He has been a mainstay in the rotation since making his Major League debut on July 2, 2005, and has made 158 starts since then.

"It wasn't good tonight," he said. "Just erratic command, honestly. That's all it was."

The Pirates' offense found itself in a five-run deficit after two innings and waited too long before making a furious comeback against Florida's bullpen.

Pittsburgh nicked starter Chris Volstad for two runs in the fourth when the club strung together four hits in a five-batter span. Cedeno's inning-ending double play wasted an opportunity to do more damage.

Cedeno tallied the team's third run of the night with a solo homer to lead off the seventh.

The Pirates pushed across three more in the eighth but missed a chance to pull even closer. Alex Presley and Jason Jaramillo squandered at-bats with the bases loaded.

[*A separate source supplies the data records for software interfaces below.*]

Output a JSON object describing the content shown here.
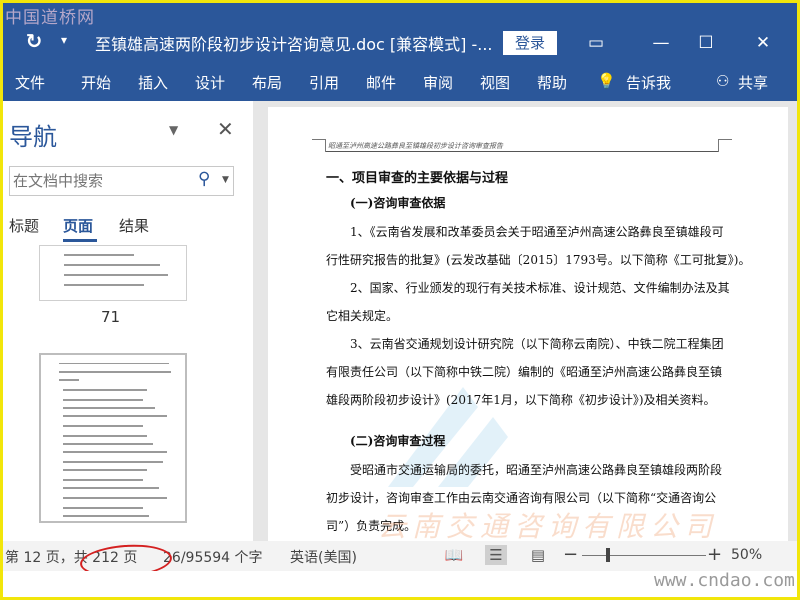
{
  "watermark_top": "中国道桥网",
  "watermark_bottom": "www.cndao.com",
  "watermark_page": "云南交通咨询有限公司",
  "titlebar": {
    "doc_title": "至镇雄高速两阶段初步设计咨询意见.doc [兼容模式]  -...",
    "login_label": "登录",
    "ribbon_display_icon": "ribbon-display-icon",
    "minimize_icon": "minimize-icon",
    "restore_icon": "restore-icon",
    "close_icon": "close-icon"
  },
  "menu": {
    "items": [
      "文件",
      "开始",
      "插入",
      "设计",
      "布局",
      "引用",
      "邮件",
      "审阅",
      "视图",
      "帮助"
    ],
    "tell_me": "告诉我",
    "share": "共享"
  },
  "nav": {
    "title": "导航",
    "search_placeholder": "在文档中搜索",
    "tabs": [
      "标题",
      "页面",
      "结果"
    ],
    "active_tab": "页面",
    "thumb_page_label": "71"
  },
  "document": {
    "header_text": "昭通至泸州高速公路彝良至镇雄段初步设计咨询审查报告",
    "heading1": "一、项目审查的主要依据与过程",
    "heading_a": "(一)咨询审查依据",
    "lines": [
      "1、《云南省发展和改革委员会关于昭通至泸州高速公路彝良至镇雄段可",
      "行性研究报告的批复》(云发改基础〔2015〕1793号。以下简称《工可批复》)。",
      "2、国家、行业颁发的现行有关技术标准、设计规范、文件编制办法及其",
      "它相关规定。",
      "3、云南省交通规划设计研究院（以下简称云南院）、中铁二院工程集团",
      "有限责任公司（以下简称中铁二院）编制的《昭通至泸州高速公路彝良至镇",
      "雄段两阶段初步设计》(2017年1月，以下简称《初步设计》)及相关资料。"
    ],
    "heading_b": "(二)咨询审查过程",
    "lines2": [
      "受昭通市交通运输局的委托，昭通至泸州高速公路彝良至镇雄段两阶段",
      "初步设计，咨询审查工作由云南交通咨询有限公司（以下简称“交通咨询公",
      "司”）负责完成。"
    ]
  },
  "status": {
    "page_info": "第 12 页，共 212 页",
    "word_count": "26/95594 个字",
    "language": "英语(美国)",
    "zoom": "50%",
    "zoom_level_percent": 50
  },
  "colors": {
    "accent": "#2b579a",
    "frame": "#f2e60a",
    "highlight_ellipse": "#d42020"
  }
}
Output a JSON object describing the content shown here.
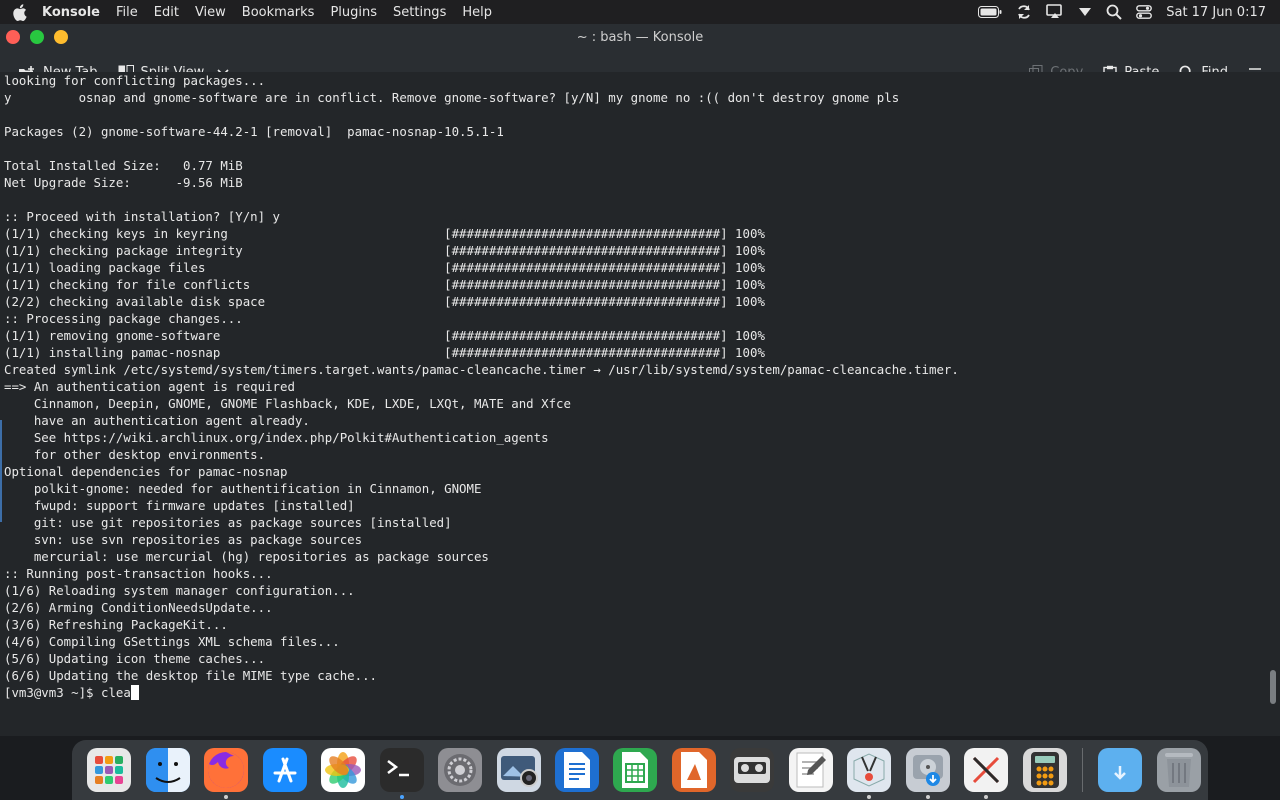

Up as the potential tying run, Delwyn Young stranded three with a flyout to shallow center.

"It would have been easy to really lay down in that game," Russell said. "Guys fought back. They could have really went flat."

Alvarez's three-run blast in the ninth gave Pittsburgh its final spark, but the club got no closer. Alvarez finished with a career-best four-hit, five-RBI night. He has now hit safely in 10 straight, during which he's batted .463 with seven runs, five doubles, four homers and 20 RBIs.

"I'm just trying to feel a little more comfortable every day and do whatever I can to help out," Alvarez said. "I've been trying to make adjustments and learn as much as I can."

Alvarez's hitting streak is the second longest on the team to Jose Tabata, whose two-hit night pushed his career-best streak to 13 games.

With Thursday's loss, the Pirates' dismal road record fell further, now hitting 16-62. With only three games remaining, Pittsburgh is guaranteed to become just the third team to play a 162-game schedule and finish with fewer than 20 road wins.

Jenifer Langosch is a reporter for MLB.com. This story was not subject to the approval of Major League Baseball or its clubs.